REQUIRED ACTION>
A verbatim copy of the records below, pictures omitted, is the task.

EXTRACTED RECORDS>
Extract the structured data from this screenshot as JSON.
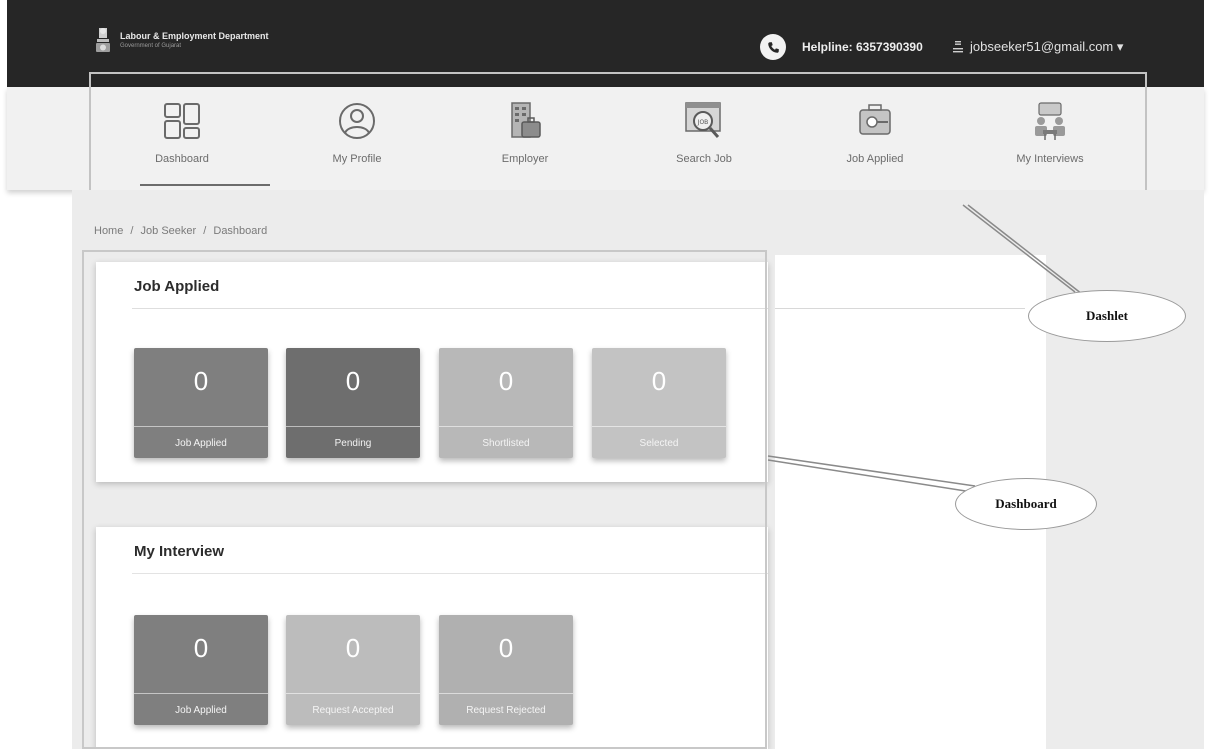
{
  "header": {
    "org_name": "Labour & Employment Department",
    "org_sub": "Government of Gujarat",
    "helpline": "Helpline: 6357390390",
    "user_email": "jobseeker51@gmail.com",
    "dropdown_caret": "▾",
    "icons": [
      "state-emblem-icon",
      "phone-icon",
      "user-icon",
      "caret-down-icon"
    ]
  },
  "nav": {
    "active": "Dashboard",
    "items": [
      {
        "label": "Dashboard",
        "icon": "dashboard-grid-icon"
      },
      {
        "label": "My Profile",
        "icon": "profile-icon"
      },
      {
        "label": "Employer",
        "icon": "employer-icon"
      },
      {
        "label": "Search Job",
        "icon": "search-job-icon"
      },
      {
        "label": "Job Applied",
        "icon": "job-applied-icon"
      },
      {
        "label": "My Interviews",
        "icon": "interviews-icon"
      }
    ]
  },
  "breadcrumb": [
    "Home",
    "/",
    "Job Seeker",
    "/",
    "Dashboard"
  ],
  "job_applied_card": {
    "title": "Job Applied",
    "tiles": [
      {
        "value": "0",
        "label": "Job Applied"
      },
      {
        "value": "0",
        "label": "Pending"
      },
      {
        "value": "0",
        "label": "Shortlisted"
      },
      {
        "value": "0",
        "label": "Selected"
      }
    ]
  },
  "interview_card": {
    "title": "My Interview",
    "tiles": [
      {
        "value": "0",
        "label": "Job Applied"
      },
      {
        "value": "0",
        "label": "Request Accepted"
      },
      {
        "value": "0",
        "label": "Request Rejected"
      }
    ]
  },
  "annotations": {
    "dashlet": "Dashlet",
    "dashboard": "Dashboard"
  },
  "colors": {
    "header_bg": "#262626",
    "tile_dark": "#7f7f7f",
    "tile_mid": "#6e6e6e",
    "tile_light": "#b8b8b8",
    "tile_lighter": "#c3c3c3"
  }
}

SOLUTION>
Extract the structured data from this screenshot as JSON.
{
  "header": {
    "org_name": "Labour & Employment Department",
    "org_sub": "Government of Gujarat",
    "helpline": "Helpline: 6357390390",
    "user_email": "jobseeker51@gmail.com",
    "dropdown_caret": "▾",
    "icons": [
      "state-emblem-icon",
      "phone-icon",
      "user-icon",
      "caret-down-icon"
    ]
  },
  "nav": {
    "active": "Dashboard",
    "items": [
      {
        "label": "Dashboard",
        "icon": "dashboard-grid-icon"
      },
      {
        "label": "My Profile",
        "icon": "profile-icon"
      },
      {
        "label": "Employer",
        "icon": "employer-icon"
      },
      {
        "label": "Search Job",
        "icon": "search-job-icon"
      },
      {
        "label": "Job Applied",
        "icon": "job-applied-icon"
      },
      {
        "label": "My Interviews",
        "icon": "interviews-icon"
      }
    ]
  },
  "breadcrumb": [
    "Home",
    "/",
    "Job Seeker",
    "/",
    "Dashboard"
  ],
  "job_applied_card": {
    "title": "Job Applied",
    "tiles": [
      {
        "value": "0",
        "label": "Job Applied"
      },
      {
        "value": "0",
        "label": "Pending"
      },
      {
        "value": "0",
        "label": "Shortlisted"
      },
      {
        "value": "0",
        "label": "Selected"
      }
    ]
  },
  "interview_card": {
    "title": "My Interview",
    "tiles": [
      {
        "value": "0",
        "label": "Job Applied"
      },
      {
        "value": "0",
        "label": "Request Accepted"
      },
      {
        "value": "0",
        "label": "Request Rejected"
      }
    ]
  },
  "annotations": {
    "dashlet": "Dashlet",
    "dashboard": "Dashboard"
  },
  "colors": {
    "header_bg": "#262626",
    "tile_dark": "#7f7f7f",
    "tile_mid": "#6e6e6e",
    "tile_light": "#b8b8b8",
    "tile_lighter": "#c3c3c3"
  }
}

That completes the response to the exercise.